Problem requirements: Wherever the string "icon" appears in a line of the listing below, report that line.
◆ ◆ ◆ ◆ ◆ ◆ ◆
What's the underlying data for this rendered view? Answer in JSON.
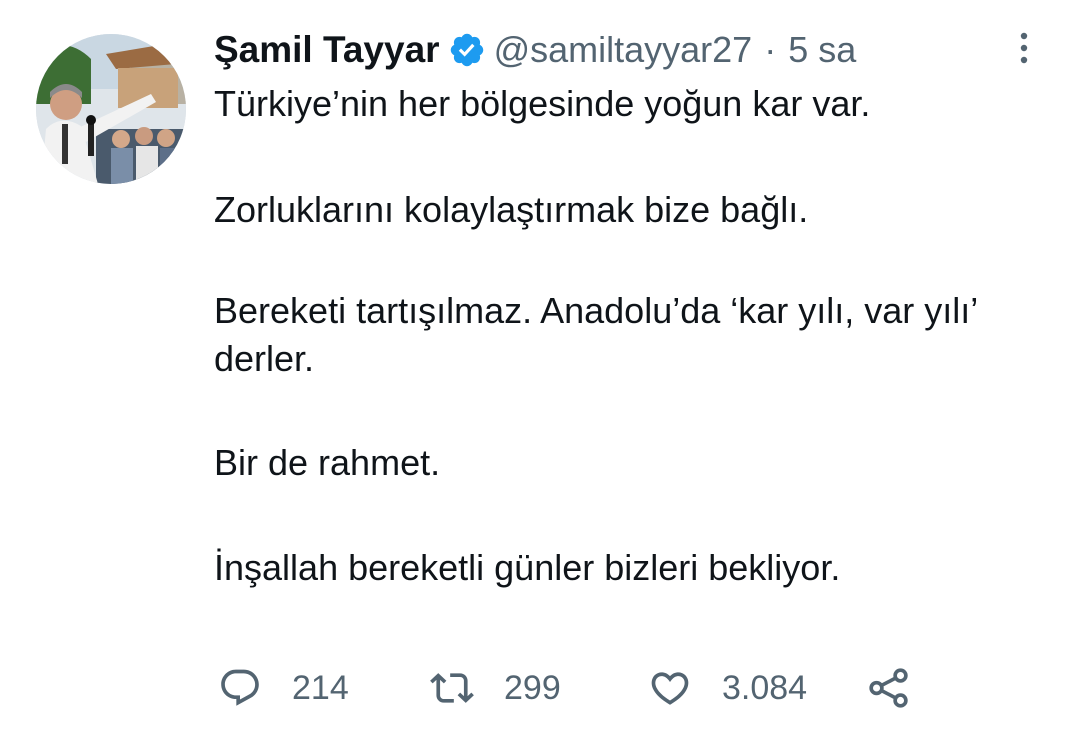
{
  "author": {
    "name": "Şamil Tayyar",
    "handle": "@samiltayyar27",
    "separator": "·",
    "time": "5 sa",
    "verified": true
  },
  "tweet": {
    "paragraphs": [
      "Türkiye’nin her bölgesinde yoğun kar var.",
      "Zorluklarını kolaylaştırmak bize bağlı.",
      "Bereketi tartışılmaz. Anadolu’da ‘kar yılı, var yılı’ derler.",
      "Bir de rahmet.",
      "İnşallah bereketli günler bizleri bekliyor."
    ]
  },
  "actions": {
    "reply": {
      "count": "214",
      "icon": "reply-icon"
    },
    "retweet": {
      "count": "299",
      "icon": "retweet-icon"
    },
    "like": {
      "count": "3.084",
      "icon": "heart-icon"
    },
    "share": {
      "icon": "share-icon"
    }
  },
  "colors": {
    "text_primary": "#0f1419",
    "text_secondary": "#536471",
    "verified": "#1d9bf0",
    "background": "#ffffff"
  }
}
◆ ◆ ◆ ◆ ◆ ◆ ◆
Solution for this problem:
      "icon": "reply-icon"
      "icon": "retweet-icon"
      "icon": "heart-icon"
      "icon": "share-icon"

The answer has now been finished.